> [TASK INSTRUCTIONS]
How many lines below contain the word "Fifth"? Give only the number.

> [RECORD SET]
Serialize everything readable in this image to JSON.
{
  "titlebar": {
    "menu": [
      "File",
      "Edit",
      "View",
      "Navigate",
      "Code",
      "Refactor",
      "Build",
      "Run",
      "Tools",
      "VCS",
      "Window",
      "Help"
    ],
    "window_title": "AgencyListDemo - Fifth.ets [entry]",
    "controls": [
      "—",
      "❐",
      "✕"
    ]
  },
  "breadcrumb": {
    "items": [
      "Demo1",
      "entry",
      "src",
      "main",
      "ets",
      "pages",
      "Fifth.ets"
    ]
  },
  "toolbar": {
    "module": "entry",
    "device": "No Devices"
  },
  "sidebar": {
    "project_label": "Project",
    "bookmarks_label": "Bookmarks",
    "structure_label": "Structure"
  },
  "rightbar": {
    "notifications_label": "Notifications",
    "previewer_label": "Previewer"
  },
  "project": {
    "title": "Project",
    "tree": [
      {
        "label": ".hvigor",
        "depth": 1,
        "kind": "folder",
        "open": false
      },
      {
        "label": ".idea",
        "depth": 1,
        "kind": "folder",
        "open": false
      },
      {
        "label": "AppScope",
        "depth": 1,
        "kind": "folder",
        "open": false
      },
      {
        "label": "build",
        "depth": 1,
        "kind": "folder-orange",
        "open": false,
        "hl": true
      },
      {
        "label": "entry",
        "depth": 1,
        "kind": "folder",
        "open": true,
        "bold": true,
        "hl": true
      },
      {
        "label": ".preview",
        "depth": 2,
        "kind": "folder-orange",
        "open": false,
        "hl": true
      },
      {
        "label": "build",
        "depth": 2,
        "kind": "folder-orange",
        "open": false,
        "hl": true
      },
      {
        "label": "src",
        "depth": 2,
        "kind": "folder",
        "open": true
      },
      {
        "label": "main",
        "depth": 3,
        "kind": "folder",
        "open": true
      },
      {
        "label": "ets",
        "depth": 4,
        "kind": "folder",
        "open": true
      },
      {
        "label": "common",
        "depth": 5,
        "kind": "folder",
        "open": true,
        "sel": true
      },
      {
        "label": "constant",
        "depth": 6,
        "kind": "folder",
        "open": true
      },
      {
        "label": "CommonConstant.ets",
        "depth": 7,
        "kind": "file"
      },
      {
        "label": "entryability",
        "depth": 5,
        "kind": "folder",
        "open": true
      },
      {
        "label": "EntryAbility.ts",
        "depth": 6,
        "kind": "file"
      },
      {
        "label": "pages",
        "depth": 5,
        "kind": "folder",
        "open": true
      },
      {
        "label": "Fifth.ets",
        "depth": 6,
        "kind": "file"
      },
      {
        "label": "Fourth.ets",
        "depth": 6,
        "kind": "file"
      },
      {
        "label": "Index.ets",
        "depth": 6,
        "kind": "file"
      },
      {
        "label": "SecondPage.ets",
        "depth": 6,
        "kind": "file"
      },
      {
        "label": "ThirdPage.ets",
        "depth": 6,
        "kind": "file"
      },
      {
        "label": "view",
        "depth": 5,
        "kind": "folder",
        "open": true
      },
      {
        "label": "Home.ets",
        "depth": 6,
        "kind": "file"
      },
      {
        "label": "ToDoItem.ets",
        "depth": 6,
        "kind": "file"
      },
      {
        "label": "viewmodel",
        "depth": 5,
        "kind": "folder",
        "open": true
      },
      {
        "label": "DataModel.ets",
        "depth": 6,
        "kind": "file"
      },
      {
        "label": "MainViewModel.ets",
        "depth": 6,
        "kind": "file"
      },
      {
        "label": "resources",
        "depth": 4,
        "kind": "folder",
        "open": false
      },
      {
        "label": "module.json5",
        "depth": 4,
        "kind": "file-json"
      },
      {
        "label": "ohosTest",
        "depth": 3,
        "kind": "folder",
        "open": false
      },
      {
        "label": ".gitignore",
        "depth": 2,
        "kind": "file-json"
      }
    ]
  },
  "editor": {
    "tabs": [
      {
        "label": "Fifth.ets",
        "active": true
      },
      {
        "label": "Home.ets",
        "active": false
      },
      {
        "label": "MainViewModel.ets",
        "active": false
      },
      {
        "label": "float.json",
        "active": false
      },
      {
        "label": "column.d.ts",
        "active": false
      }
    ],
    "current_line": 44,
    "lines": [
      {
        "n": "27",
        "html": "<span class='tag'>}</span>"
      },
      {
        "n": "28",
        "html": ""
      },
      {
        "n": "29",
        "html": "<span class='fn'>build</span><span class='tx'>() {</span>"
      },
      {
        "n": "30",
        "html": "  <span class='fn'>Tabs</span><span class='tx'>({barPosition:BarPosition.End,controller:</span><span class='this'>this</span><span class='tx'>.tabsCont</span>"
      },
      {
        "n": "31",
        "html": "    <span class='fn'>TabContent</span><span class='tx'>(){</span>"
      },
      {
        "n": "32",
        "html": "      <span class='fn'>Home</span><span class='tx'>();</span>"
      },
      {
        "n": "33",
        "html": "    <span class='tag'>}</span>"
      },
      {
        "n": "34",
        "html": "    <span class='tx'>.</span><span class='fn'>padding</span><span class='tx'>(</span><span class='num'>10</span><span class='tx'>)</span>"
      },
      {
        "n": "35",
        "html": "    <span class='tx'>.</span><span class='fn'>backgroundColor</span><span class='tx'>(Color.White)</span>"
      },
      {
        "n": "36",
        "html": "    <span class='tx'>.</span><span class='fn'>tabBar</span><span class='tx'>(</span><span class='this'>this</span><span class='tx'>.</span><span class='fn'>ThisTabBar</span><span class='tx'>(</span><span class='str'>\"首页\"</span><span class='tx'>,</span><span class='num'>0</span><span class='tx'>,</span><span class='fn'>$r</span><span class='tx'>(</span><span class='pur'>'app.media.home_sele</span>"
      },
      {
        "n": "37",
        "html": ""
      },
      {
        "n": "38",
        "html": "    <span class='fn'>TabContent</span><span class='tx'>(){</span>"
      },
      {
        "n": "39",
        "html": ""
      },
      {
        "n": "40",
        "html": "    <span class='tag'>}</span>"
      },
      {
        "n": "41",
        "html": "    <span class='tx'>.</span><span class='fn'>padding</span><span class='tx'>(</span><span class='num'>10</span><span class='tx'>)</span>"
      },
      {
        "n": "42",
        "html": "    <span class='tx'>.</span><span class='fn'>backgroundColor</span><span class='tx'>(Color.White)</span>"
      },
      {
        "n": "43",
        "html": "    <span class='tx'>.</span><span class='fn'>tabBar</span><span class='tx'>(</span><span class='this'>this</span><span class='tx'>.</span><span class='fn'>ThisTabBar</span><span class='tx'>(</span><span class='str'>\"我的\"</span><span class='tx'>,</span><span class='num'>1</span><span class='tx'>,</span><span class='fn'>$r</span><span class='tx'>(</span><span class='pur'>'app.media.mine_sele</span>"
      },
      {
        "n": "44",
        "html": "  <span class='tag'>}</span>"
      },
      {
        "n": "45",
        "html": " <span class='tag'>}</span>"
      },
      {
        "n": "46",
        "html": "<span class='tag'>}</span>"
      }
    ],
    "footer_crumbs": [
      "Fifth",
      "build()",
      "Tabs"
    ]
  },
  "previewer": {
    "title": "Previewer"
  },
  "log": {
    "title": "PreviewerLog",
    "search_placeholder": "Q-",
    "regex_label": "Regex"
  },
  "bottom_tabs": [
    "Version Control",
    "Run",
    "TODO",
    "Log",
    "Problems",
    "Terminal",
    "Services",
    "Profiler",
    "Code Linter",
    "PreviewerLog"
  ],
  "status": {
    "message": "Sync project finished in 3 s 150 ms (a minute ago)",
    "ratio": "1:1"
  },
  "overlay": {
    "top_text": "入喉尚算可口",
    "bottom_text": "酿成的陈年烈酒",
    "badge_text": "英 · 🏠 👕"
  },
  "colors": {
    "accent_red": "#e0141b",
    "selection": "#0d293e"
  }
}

> [OUTPUT OF THE EXERCISE]
5